Write to memory
Erasing memory

Wrote address 0x08000100 (1.83%)
Wrote address 0x08000200 (3.65%)
Wrote address 0x08003600 (98.66%)
Wrote address 0x080036bc (100.00%) Done.

Starting execution at address 0x08000000... done.


An alternative way of programming the device is to use the SWD interface and an ST-Link programmer.

Compared with using a USB-Serial programmer, this is more convenient because there is no need to adjust jumpers on the board and boot the device into a bootloader.

I have a third-party ST-Link/V2 programmer, and this works just fine with the Arduino IDE.

The SWD connections are on the top right of the board. Four wire connections are required to the ST-Link v2 as follows:

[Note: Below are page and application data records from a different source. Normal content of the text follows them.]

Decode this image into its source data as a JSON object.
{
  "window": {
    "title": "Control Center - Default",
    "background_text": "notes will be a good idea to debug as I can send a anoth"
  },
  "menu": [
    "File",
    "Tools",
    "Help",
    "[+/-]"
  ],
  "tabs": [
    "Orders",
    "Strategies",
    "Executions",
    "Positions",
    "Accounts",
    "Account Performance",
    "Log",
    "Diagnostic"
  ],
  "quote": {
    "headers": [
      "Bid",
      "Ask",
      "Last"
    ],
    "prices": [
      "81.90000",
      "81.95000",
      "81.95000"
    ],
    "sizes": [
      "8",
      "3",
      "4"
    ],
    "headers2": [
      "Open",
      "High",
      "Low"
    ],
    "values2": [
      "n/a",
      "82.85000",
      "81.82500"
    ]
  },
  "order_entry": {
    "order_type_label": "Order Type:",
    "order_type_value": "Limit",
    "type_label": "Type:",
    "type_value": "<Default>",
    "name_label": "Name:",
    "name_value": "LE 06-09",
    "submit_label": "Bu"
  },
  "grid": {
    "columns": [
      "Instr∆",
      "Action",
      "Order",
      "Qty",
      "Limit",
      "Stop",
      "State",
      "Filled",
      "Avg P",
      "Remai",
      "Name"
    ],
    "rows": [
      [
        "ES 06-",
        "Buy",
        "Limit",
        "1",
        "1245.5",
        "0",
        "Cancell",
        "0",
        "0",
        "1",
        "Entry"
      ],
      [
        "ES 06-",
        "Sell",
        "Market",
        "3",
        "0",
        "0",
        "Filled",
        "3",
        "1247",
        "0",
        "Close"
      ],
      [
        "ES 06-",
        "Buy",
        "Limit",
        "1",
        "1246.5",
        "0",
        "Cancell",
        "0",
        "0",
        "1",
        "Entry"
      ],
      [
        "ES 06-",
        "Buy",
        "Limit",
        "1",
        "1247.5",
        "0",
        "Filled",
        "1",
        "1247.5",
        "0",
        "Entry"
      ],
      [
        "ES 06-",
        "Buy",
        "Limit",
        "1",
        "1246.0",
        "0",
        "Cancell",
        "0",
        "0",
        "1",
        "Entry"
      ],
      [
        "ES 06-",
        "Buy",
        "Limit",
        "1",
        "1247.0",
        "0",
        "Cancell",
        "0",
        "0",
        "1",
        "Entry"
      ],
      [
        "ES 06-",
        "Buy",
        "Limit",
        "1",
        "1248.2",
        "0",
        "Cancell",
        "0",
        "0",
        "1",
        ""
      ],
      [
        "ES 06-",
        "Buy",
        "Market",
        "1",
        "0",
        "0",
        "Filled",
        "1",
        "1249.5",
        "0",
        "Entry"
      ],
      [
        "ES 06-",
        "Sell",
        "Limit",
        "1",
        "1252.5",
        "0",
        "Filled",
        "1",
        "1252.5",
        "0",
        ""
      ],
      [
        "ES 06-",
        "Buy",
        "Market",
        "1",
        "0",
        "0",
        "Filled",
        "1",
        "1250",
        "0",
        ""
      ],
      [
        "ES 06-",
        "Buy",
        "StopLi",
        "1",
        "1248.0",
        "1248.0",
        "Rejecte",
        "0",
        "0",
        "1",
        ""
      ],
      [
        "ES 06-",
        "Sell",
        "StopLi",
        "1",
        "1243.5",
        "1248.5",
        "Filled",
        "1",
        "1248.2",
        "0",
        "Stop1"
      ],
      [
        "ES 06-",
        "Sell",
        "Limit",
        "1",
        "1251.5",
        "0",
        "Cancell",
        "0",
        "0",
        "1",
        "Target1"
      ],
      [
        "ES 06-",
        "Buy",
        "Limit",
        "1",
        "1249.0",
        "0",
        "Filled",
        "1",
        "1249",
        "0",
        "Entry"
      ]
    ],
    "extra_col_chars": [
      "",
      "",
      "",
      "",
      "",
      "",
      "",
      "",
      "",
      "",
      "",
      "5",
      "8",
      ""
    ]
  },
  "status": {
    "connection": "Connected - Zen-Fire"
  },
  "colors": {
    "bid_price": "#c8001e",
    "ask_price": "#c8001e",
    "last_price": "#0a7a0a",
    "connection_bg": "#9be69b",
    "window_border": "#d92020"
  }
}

ST-Link v2 Board
3.3V 3.3V


To use the ST-Link v2 programmer, the upload method in the Arduino IDE just needs to be changed to “STLink”:


Programming doesn’t need any jumper changes or reboots. Just click “Upload” in the IDE and off it goes…


Credits and References

Project Source on GitHub Project Gallery Return to the LEAP Catalog

This page is a web-friendly rendering of my project notes shared in the LEAP GitHub repository.

LEAP is just my personal collection of projects. Two main themes have emerged in recent years, sometimes combined:

  • electronics - usually involving an Arduino or other microprocessor in one way or another. Some are full-blown projects, while many are trivial breadboard experiments, intended to learn and explore something interesting
  • scale modelling - I caught the bug after deciding to build a Harrier during covid to demonstrate an electronic jet engine simulation. Let the fun begin..
To be honest, I haven't quite figured out if these two interests belong in the same GitHub repo or not. But for now - they are all here!

Projects are often inspired by things found wild on the net, or ideas from the many great electronics and scale modelling podcasts and YouTube channels. Feel free to borrow liberally, and if you spot any issues do let me know (or send a PR!). See the individual projects for credits where due.